PolicyBlog has moved!

Thank you for visiting, PolicyBlog has a new address.

Our new location is http://www.commonwealthfoundation.org/policyblog

Please adjust your bookmarks. Archived posts will remain here for now.


Monday, June 23, 2008

Electricity Deregulation in Pennsylvania

In 2010, PPL rate caps will expire, which is expected to result in a sudden rise in the price of electricity. Ending government regulation signals an end to artificial prices and opens up the electricity industry to market competition.

The Morning Call takes a look at the fallout. Their research finds companies brace for a rise in energy costs by innovating new ways to eliminate waste and increase industrial efficiency. Deregulation is even good news for environment advocates since alternative sources of power, including wind power, can now compete in the absence of government protected power monopolies.

Deregulation campaigns across the country have produced mixed results because the efforts come with new restrictions offsetting the benefits of market competition.
California's failed efforts included rate caps and required all electric suppliers to buy power on the state’s exchange markets. On the other hand Texas fully deregulated their electricity industry creating more choices for consumers at lower prices.

What have Pennsylvanians gained from artificially low electricity prices?

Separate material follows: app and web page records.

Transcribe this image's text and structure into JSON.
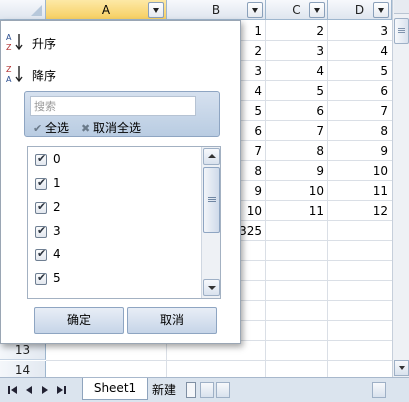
{
  "columns": [
    {
      "letter": "A",
      "selected": true
    },
    {
      "letter": "B",
      "selected": false
    },
    {
      "letter": "C",
      "selected": false
    },
    {
      "letter": "D",
      "selected": false
    }
  ],
  "row_numbers_visible": [
    "13",
    "14"
  ],
  "cells": {
    "col_b": [
      "1",
      "2",
      "3",
      "4",
      "5",
      "6",
      "7",
      "8",
      "9",
      "10"
    ],
    "col_c": [
      "2",
      "3",
      "4",
      "5",
      "6",
      "7",
      "8",
      "9",
      "10",
      "11"
    ],
    "col_d": [
      "3",
      "4",
      "5",
      "6",
      "7",
      "8",
      "9",
      "10",
      "11",
      "12"
    ],
    "total_partial": "325"
  },
  "filter_popup": {
    "sort_asc_label": "升序",
    "sort_desc_label": "降序",
    "search_placeholder": "搜索",
    "select_all_label": "全选",
    "deselect_all_label": "取消全选",
    "options": [
      {
        "label": "0",
        "checked": true
      },
      {
        "label": "1",
        "checked": true
      },
      {
        "label": "2",
        "checked": true
      },
      {
        "label": "3",
        "checked": true
      },
      {
        "label": "4",
        "checked": true
      },
      {
        "label": "5",
        "checked": true
      }
    ],
    "ok_label": "确定",
    "cancel_label": "取消"
  },
  "tabs": {
    "sheet1": "Sheet1",
    "new_tab": "新建"
  },
  "colors": {
    "selected_header": "#f7cf62",
    "header_border": "#9eb6ce",
    "chart_yellow": "#e8d400",
    "chart_green": "#3b8a1e"
  }
}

They’ve gained a lack of incentives to develop alternative sources of energy, continued waste in industry and now a sudden rise in their electricity bills.

Competitive Enterprise Institute provides more information on the electricity deregulation debate.

No comments: